Try it
All lines of the listing below are to be printed again exactly.

━━━━━━━━━━━━━━━━━━━━

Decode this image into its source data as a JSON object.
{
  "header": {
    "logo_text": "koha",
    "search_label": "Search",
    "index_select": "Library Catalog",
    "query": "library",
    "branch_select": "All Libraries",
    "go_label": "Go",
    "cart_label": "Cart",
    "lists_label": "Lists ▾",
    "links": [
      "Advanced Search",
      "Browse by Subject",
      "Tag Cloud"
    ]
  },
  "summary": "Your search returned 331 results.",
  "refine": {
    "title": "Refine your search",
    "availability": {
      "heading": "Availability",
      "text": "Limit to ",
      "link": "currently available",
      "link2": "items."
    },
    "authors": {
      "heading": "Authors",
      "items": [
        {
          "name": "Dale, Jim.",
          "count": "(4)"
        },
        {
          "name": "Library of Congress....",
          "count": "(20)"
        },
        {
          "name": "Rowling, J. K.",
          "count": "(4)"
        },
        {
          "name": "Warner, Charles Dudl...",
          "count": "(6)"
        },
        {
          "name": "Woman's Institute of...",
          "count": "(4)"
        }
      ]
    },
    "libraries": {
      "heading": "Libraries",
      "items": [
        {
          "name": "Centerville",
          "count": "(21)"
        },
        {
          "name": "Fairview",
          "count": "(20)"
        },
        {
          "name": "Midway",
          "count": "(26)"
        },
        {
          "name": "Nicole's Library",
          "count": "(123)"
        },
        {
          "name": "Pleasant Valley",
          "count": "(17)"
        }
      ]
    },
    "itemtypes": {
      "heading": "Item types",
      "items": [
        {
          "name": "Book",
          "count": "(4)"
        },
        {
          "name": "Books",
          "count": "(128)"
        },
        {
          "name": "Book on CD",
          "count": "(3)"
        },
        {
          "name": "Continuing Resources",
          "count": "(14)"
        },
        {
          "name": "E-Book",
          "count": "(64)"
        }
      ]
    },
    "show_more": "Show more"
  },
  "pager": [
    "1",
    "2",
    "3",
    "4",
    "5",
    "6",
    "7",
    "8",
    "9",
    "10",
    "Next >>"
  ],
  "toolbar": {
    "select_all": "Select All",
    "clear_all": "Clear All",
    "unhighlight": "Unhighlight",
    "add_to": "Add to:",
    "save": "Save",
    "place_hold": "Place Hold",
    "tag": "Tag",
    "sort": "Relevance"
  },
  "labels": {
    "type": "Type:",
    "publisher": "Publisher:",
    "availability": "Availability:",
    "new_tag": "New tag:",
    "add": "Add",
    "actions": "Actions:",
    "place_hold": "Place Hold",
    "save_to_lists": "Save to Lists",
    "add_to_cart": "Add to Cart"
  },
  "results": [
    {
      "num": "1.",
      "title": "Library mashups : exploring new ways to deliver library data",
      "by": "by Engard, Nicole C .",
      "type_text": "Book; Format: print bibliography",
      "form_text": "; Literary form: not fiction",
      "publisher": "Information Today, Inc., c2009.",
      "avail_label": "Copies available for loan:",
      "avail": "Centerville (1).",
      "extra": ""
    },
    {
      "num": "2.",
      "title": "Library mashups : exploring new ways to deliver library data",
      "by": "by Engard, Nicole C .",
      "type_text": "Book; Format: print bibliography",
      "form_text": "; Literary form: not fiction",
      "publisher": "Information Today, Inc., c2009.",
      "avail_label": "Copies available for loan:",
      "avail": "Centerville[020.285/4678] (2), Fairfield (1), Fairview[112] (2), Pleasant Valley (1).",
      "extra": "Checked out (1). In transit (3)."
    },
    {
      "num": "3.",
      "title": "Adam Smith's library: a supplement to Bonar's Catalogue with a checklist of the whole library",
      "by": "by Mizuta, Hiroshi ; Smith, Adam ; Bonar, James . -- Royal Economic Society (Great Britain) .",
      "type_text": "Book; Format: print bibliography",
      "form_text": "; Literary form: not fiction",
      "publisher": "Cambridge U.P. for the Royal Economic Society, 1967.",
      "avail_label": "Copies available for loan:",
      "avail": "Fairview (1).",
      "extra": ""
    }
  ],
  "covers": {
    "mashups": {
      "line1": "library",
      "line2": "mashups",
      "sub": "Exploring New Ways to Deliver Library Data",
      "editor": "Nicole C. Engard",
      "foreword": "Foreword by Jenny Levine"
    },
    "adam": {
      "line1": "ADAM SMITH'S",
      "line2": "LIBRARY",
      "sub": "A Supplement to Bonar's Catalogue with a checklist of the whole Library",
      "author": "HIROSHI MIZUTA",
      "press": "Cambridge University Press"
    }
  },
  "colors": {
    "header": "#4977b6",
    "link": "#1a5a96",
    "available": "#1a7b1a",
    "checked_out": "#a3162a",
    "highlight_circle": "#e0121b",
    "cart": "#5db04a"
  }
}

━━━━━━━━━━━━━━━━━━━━

Completed task
Decode this image into its source data as a JSON object.
{
  "header": {
    "logo_text": "koha",
    "search_label": "Search",
    "index_select": "Library Catalog",
    "query": "library",
    "branch_select": "All Libraries",
    "go_label": "Go",
    "cart_label": "Cart",
    "lists_label": "Lists ▾",
    "links": [
      "Advanced Search",
      "Browse by Subject",
      "Tag Cloud"
    ]
  },
  "summary": "Your search returned 331 results.",
  "refine": {
    "title": "Refine your search",
    "availability": {
      "heading": "Availability",
      "text": "Limit to ",
      "link": "currently available",
      "link2": "items."
    },
    "authors": {
      "heading": "Authors",
      "items": [
        {
          "name": "Dale, Jim.",
          "count": "(4)"
        },
        {
          "name": "Library of Congress....",
          "count": "(20)"
        },
        {
          "name": "Rowling, J. K.",
          "count": "(4)"
        },
        {
          "name": "Warner, Charles Dudl...",
          "count": "(6)"
        },
        {
          "name": "Woman's Institute of...",
          "count": "(4)"
        }
      ]
    },
    "libraries": {
      "heading": "Libraries",
      "items": [
        {
          "name": "Centerville",
          "count": "(21)"
        },
        {
          "name": "Fairview",
          "count": "(20)"
        },
        {
          "name": "Midway",
          "count": "(26)"
        },
        {
          "name": "Nicole's Library",
          "count": "(123)"
        },
        {
          "name": "Pleasant Valley",
          "count": "(17)"
        }
      ]
    },
    "itemtypes": {
      "heading": "Item types",
      "items": [
        {
          "name": "Book",
          "count": "(4)"
        },
        {
          "name": "Books",
          "count": "(128)"
        },
        {
          "name": "Book on CD",
          "count": "(3)"
        },
        {
          "name": "Continuing Resources",
          "count": "(14)"
        },
        {
          "name": "E-Book",
          "count": "(64)"
        }
      ]
    },
    "show_more": "Show more"
  },
  "pager": [
    "1",
    "2",
    "3",
    "4",
    "5",
    "6",
    "7",
    "8",
    "9",
    "10",
    "Next >>"
  ],
  "toolbar": {
    "select_all": "Select All",
    "clear_all": "Clear All",
    "unhighlight": "Unhighlight",
    "add_to": "Add to:",
    "save": "Save",
    "place_hold": "Place Hold",
    "tag": "Tag",
    "sort": "Relevance"
  },
  "labels": {
    "type": "Type:",
    "publisher": "Publisher:",
    "availability": "Availability:",
    "new_tag": "New tag:",
    "add": "Add",
    "actions": "Actions:",
    "place_hold": "Place Hold",
    "save_to_lists": "Save to Lists",
    "add_to_cart": "Add to Cart"
  },
  "results": [
    {
      "num": "1.",
      "title": "Library mashups : exploring new ways to deliver library data",
      "by": "by Engard, Nicole C .",
      "type_text": "Book; Format: print bibliography",
      "form_text": "; Literary form: not fiction",
      "publisher": "Information Today, Inc., c2009.",
      "avail_label": "Copies available for loan:",
      "avail": "Centerville (1).",
      "extra": ""
    },
    {
      "num": "2.",
      "title": "Library mashups : exploring new ways to deliver library data",
      "by": "by Engard, Nicole C .",
      "type_text": "Book; Format: print bibliography",
      "form_text": "; Literary form: not fiction",
      "publisher": "Information Today, Inc., c2009.",
      "avail_label": "Copies available for loan:",
      "avail": "Centerville[020.285/4678] (2), Fairfield (1), Fairview[112] (2), Pleasant Valley (1).",
      "extra": "Checked out (1). In transit (3)."
    },
    {
      "num": "3.",
      "title": "Adam Smith's library: a supplement to Bonar's Catalogue with a checklist of the whole library",
      "by": "by Mizuta, Hiroshi ; Smith, Adam ; Bonar, James . -- Royal Economic Society (Great Britain) .",
      "type_text": "Book; Format: print bibliography",
      "form_text": "; Literary form: not fiction",
      "publisher": "Cambridge U.P. for the Royal Economic Society, 1967.",
      "avail_label": "Copies available for loan:",
      "avail": "Fairview (1).",
      "extra": ""
    }
  ],
  "covers": {
    "mashups": {
      "line1": "library",
      "line2": "mashups",
      "sub": "Exploring New Ways to Deliver Library Data",
      "editor": "Nicole C. Engard",
      "foreword": "Foreword by Jenny Levine"
    },
    "adam": {
      "line1": "ADAM SMITH'S",
      "line2": "LIBRARY",
      "sub": "A Supplement to Bonar's Catalogue with a checklist of the whole Library",
      "author": "HIROSHI MIZUTA",
      "press": "Cambridge University Press"
    }
  },
  "colors": {
    "header": "#4977b6",
    "link": "#1a5a96",
    "available": "#1a7b1a",
    "checked_out": "#a3162a",
    "highlight_circle": "#e0121b",
    "cart": "#5db04a"
  }
}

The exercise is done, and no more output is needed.